§ **Available data**:
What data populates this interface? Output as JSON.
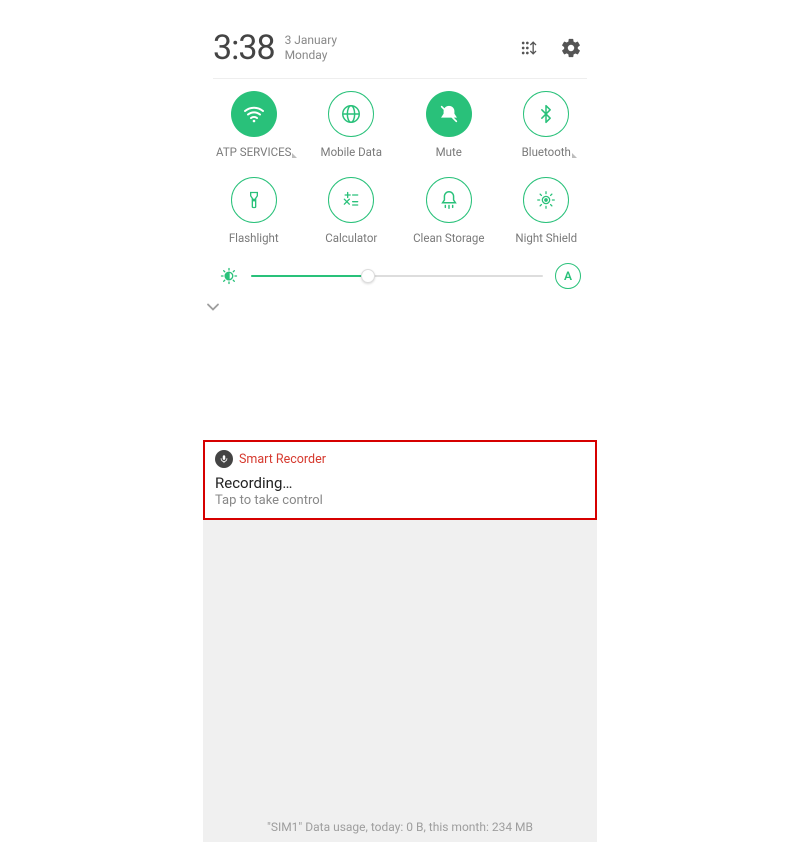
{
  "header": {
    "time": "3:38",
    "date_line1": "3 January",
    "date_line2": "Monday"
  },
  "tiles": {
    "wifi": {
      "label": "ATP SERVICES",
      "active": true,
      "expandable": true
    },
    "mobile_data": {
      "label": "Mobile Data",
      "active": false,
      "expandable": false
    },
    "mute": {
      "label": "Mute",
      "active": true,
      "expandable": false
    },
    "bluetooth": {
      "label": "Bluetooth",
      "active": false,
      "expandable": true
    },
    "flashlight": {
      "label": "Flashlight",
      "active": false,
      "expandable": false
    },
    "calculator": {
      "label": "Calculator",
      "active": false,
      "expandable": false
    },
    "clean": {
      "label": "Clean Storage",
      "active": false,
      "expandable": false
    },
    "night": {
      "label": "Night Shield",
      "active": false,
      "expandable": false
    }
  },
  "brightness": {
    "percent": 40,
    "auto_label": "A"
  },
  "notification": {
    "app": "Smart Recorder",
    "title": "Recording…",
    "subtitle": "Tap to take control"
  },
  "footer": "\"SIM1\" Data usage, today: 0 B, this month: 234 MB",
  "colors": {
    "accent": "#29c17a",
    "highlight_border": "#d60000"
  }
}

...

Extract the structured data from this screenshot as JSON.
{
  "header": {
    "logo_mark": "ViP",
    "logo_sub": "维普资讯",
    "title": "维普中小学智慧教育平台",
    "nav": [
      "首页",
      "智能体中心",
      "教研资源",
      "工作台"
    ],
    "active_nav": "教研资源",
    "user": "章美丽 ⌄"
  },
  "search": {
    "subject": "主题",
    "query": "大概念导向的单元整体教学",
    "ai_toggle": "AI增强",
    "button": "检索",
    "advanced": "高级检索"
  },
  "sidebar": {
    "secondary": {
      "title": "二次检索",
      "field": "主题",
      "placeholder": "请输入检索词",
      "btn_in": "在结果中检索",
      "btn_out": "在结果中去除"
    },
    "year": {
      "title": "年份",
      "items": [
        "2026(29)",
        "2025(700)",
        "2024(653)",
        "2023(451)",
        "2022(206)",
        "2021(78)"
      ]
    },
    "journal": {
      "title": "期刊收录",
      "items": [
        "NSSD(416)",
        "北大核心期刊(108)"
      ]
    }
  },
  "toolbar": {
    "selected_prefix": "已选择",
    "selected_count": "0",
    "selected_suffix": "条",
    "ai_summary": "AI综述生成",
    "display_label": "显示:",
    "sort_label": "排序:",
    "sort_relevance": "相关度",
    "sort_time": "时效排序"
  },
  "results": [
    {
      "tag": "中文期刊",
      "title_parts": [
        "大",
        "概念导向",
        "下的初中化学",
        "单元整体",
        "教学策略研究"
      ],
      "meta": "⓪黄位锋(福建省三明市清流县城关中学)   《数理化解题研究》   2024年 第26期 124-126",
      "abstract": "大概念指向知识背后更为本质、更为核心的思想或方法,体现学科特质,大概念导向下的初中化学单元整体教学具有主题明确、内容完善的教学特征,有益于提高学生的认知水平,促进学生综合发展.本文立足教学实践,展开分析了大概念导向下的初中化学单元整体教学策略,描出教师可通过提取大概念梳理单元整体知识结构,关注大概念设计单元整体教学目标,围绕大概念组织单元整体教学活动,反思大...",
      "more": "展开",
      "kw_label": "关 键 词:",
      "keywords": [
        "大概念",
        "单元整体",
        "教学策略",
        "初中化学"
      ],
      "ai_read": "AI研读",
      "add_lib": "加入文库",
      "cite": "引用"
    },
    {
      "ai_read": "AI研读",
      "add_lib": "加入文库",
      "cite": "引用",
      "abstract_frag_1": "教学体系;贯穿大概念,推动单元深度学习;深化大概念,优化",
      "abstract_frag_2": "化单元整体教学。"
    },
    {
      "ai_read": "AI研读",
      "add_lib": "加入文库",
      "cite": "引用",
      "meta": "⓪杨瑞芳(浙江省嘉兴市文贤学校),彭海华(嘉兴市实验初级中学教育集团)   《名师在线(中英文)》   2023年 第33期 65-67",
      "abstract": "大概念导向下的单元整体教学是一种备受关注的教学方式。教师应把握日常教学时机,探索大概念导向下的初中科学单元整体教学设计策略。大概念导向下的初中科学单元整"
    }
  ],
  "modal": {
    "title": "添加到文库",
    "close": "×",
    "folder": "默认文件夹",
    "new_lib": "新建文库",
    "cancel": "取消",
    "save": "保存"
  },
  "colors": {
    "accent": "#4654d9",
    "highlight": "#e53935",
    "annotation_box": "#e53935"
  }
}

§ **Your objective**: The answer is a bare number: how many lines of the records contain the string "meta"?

§ **Response to this exercise**: 2